#1: Soil compaction

It is not uncommon for heavy equipment to be pulled into service when you are removing a tree. Everything from ladder lifts to wood chippers or stump grinders can compact the soil. This is especially problematic when it occurs over the roots of neighboring trees, since compacted soil doesn't allow for moisture or nutrients to penetrate. You can avoid this by providing the removal service with alternate routes to the work site that don't traverse over the main roots of the other trees. If this isn't possible, have the lawn beneath the trees aerated afterward to help loosen up the soil. This removes cores of soil, which helps loosen the compaction.

#2: Unprotected canopies
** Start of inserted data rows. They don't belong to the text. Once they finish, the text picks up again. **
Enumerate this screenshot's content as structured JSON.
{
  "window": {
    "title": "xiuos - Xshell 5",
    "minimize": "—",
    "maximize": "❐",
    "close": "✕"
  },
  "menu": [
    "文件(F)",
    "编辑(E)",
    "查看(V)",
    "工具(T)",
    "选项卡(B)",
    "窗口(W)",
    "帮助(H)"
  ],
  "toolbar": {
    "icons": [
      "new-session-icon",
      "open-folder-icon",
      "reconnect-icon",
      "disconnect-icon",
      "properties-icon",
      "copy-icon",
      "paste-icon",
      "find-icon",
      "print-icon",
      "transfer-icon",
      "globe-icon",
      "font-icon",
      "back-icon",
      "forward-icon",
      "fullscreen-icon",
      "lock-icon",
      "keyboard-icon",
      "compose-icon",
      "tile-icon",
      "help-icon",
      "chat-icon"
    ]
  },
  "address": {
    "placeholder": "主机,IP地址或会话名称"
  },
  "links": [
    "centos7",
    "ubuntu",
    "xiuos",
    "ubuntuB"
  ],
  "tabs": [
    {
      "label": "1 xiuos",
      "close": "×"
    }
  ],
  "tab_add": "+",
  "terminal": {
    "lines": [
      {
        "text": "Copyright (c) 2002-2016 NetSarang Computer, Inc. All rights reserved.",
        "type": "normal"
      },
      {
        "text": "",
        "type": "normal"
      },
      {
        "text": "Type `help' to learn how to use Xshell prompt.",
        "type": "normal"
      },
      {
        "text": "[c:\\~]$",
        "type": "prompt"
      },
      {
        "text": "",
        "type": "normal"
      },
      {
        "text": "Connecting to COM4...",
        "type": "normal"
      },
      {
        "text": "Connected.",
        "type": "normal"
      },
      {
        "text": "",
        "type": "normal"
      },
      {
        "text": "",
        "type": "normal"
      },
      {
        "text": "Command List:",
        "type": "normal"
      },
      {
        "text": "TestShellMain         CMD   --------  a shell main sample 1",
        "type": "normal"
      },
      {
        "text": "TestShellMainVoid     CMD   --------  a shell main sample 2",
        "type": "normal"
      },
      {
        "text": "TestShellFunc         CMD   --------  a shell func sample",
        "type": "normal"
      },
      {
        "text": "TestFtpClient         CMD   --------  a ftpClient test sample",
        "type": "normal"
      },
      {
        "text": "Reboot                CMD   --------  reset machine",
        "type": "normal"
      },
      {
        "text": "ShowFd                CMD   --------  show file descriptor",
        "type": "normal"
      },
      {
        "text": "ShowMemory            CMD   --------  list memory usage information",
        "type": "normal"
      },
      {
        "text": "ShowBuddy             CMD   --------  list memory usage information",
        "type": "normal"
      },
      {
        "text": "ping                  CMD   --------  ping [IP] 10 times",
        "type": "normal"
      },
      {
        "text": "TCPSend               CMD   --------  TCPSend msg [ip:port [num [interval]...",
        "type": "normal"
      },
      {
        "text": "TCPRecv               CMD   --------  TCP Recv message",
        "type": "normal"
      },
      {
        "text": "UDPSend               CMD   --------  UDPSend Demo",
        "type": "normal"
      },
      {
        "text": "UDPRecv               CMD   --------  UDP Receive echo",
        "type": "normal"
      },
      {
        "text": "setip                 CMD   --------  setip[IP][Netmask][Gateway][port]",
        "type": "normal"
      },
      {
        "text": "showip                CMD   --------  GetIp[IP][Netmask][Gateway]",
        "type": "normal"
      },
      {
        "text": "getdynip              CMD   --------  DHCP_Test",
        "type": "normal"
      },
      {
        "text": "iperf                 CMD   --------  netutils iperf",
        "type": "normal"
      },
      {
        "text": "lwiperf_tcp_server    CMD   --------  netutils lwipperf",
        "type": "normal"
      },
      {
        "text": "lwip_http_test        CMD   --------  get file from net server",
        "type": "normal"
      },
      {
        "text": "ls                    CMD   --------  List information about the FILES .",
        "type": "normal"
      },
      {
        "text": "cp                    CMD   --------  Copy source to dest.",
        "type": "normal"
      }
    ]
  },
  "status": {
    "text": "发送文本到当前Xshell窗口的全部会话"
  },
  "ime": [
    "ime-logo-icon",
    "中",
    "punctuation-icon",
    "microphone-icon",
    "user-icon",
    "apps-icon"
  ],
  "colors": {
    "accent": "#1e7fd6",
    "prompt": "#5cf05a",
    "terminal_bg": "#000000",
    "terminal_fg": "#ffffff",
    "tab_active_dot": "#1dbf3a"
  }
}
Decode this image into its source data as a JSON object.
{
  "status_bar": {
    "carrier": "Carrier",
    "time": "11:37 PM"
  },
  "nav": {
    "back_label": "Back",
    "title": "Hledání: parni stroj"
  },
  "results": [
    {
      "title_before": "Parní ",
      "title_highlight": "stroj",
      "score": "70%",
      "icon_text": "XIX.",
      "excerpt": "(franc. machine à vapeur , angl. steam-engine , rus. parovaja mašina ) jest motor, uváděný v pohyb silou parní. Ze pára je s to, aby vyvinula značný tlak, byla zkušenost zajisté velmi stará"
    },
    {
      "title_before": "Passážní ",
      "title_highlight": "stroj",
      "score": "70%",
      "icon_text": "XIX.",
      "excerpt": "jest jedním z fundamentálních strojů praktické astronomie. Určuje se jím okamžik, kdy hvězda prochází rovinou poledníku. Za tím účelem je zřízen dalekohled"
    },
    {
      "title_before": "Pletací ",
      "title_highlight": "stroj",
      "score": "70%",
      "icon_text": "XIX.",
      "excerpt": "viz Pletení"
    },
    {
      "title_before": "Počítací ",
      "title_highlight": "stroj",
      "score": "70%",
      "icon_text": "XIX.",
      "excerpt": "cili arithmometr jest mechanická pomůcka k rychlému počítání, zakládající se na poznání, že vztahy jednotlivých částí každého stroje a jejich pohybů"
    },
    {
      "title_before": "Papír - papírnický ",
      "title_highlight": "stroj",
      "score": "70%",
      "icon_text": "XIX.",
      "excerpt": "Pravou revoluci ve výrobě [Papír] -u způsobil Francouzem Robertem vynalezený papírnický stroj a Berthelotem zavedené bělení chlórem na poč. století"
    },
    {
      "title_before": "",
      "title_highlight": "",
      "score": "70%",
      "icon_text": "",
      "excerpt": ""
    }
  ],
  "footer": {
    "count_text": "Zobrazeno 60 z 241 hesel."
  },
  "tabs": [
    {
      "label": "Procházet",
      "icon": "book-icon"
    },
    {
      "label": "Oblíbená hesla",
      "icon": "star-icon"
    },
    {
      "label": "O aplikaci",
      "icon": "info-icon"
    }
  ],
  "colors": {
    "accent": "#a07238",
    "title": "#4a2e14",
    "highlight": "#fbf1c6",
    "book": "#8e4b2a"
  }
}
Often smaller trees depend upon larger trees to provide them with some shade and protection from the elements. If the larger tree is removed, then the smaller tree is suddenly exposed. Fortunately, most landscape trees can recover from this issue. Your task is not put further stress on the tree. For the first year or two after removal, don't do any major thinning or pruning of the smaller trees canopy. You should only prune out damaged branches and those that rub together. This allows the canopy to fill out so it can be more self protecting.

#3: Fungal and disease issues

Finally, one of the most deadly issues facing the trees that remain are diseases. If the old tree was sick or diseased upon removal, there is a chance the disease organisms will relocate to nearby trees. Fungal spores, in particular, spread readily. It's important to get a diagnosis of the problem that affected the removed tree so you can determine treatment options for your remaining trees. Often, spraying them with an anti-fungal or anti-bacterial treatment is sufficient to protect them. For this reason, you should also remove the stump of the old tree so it doesn't harbor any disease organisms that could be spread to the remaining trees.

For more help, contact a tree service like The Tree Lady Company.